The best thing for Turkey and Russia is to immediately write both the Austrian and Italian early and often.  Don’t let them even think of forming an IA “Lepanto” against you in Turkey, instead offering each of the nebulous gains for neutrality while you do your deeds. Promise Italy you won’t build fleets, even though “Austria wants me to sail against you.” (It’s probably a fib, but so what?  We’re not playing bingo here.)  Tell Austria (rightly so) that you encourage him to go for two in 1901, if he’ll let you get the other two in the Balkans.  I recommend getting him to support you to Rum from Ser while he gets Gre and Ser.  Austria will be more than happy to bide his time with an amenable Turk who’s preoccupied “elsewhere.”  The true unsheathing of blades is best saved for the moment when Austria is out of position (diverted west or sucked north versus Gal/Rum) – that’s when the RT is best poised to strike. 

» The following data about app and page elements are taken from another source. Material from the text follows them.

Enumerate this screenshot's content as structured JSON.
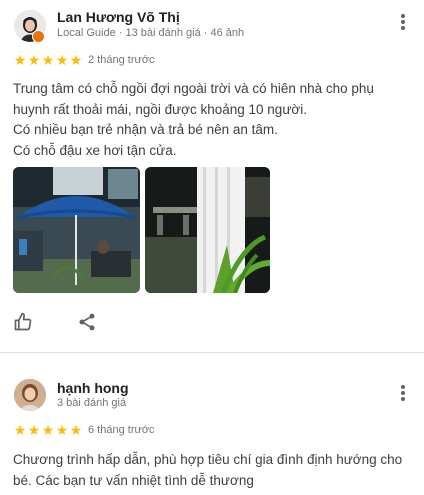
{
  "reviews": [
    {
      "name": "Lan Hương Võ Thị",
      "meta": "Local Guide · 13 bài đánh giá · 46 ảnh",
      "rating": 5,
      "stars": "★★★★★",
      "time": "2 tháng trước",
      "lines": [
        "Trung tâm có chỗ ngồi đợi ngoài trời và có hiên nhà cho phụ",
        "huynh rất thoải mái, ngồi được khoảng 10 người.",
        "Có nhiều bạn trẻ nhận và trả bé nên an tâm.",
        "Có chỗ đậu xe hơi tận cửa."
      ]
    },
    {
      "name": "hạnh hong",
      "meta": "3 bài đánh giá",
      "rating": 5,
      "stars": "★★★★★",
      "time": "6 tháng trước",
      "lines": [
        "Chương trình hấp dẫn, phù hợp tiêu chí gia đình định hướng cho",
        "bé. Các bạn tư vấn nhiệt tình dễ thương"
      ]
    }
  ],
  "colors": {
    "star": "#fbbc04",
    "guide_badge": "#e8710a",
    "icon": "#5f6368"
  },
  "icons": {
    "more": "more-vert-icon",
    "like": "thumb-up-icon",
    "share": "share-icon"
  }
}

Once you get rolling and Austria or Italy is weakened, you must write furiously and heavily to Germany, France, and England.  Stress that this “apparent” RT is temporary at best, that it’s expedient for you to eliminate the “obvious AR” that was forming, etc.  Solicit their help in “keeping Russia in check” while offering lots of vague promises of assistance to them.  With a little luck and a lot of letters (remember that this game is called “Diplomacy”) you can divide-and-conquer while the West fights among themselves.  Timing is everything in an RT: when to strike, when to move, when to begin your disinformation campaign against the board, etc.  Always stay friendly with others, since one never knows when the time may arrive for you to realign your priorities! 

One word of caution:  while the RT alliances are very strong, perhaps even more so than the EF on the opposite edge, don’t get overconfident or smug about your power and position.  I remember a game back in 1988 where I was the Sultan and was allied with Don Williams.  (I consider Don to be one of the great all-time Dip players, by the way.)  We figured that our aggregate 30+ years of PBM experience and our RT geography would let us run rampant over the unknowns to our immediate front. 

We were rudely awakened by a competent AI, which literally had our backs to the wall until the previously-mentioned factors of luck (Italian player resigned) and skill (we badgered and persuaded two other sharp players to help us out) came into play.  We eventually won with a 17-17 two way draw, but in the first 3-4 game years all we could think about was survival as two-center puppets.  Moral of the story:  be humble with yourself, be smart versus enemies, and write incessantly.  First impressions and continued writing mean more to us old gamers than any jazzy new move you can think up. 

I also recommend play a “tactical game”, in which you look 1-3 turns ahead and look for short gains.  This would be as opposed to a “strategic game”, in which you would do things like plan coordinated moves for 1906 while still in 1901!  With your “nibbling” strategy and hoped for suppression of anti-RT coalitions, you should be well on your way to imposing the Turkish crescent over half the board. 

III. Conclusion:  You Can Have Your Cake and Eat It Too! 

Even putting aside the main advantage of an RT alliance as the ideal Turkish policy, playing Turkey can offer a myriad of options.  An AT works well when you strictly lay out demilitarized zones and growth plans, while the IT (very rare) can work at least until Midgame if you do an Italian fleet/Turk army mix.  Turkey can always project itself as the friend of the country “over the horizon” (France’s buddy against Italy, Italy’s buddy behind Austria, etc.)  You should get away with that most of the time, since everyone likes to have their neighbor made into the middle of an Oreo with your help. 

Playing Turkey occasionally requires breaking some eggs (lying) with respect to your neighbors early on, but keep in mind that this is how successful omelets are cooked up! 

Well gotta go.  I have real Turks to talk to here (I write this from Zakho, Iraq.)  Hope this article stimulates some interest in playing The Best Country among any closet Turcophiles out there.  Good hunting! 

From Diplomacy World No.64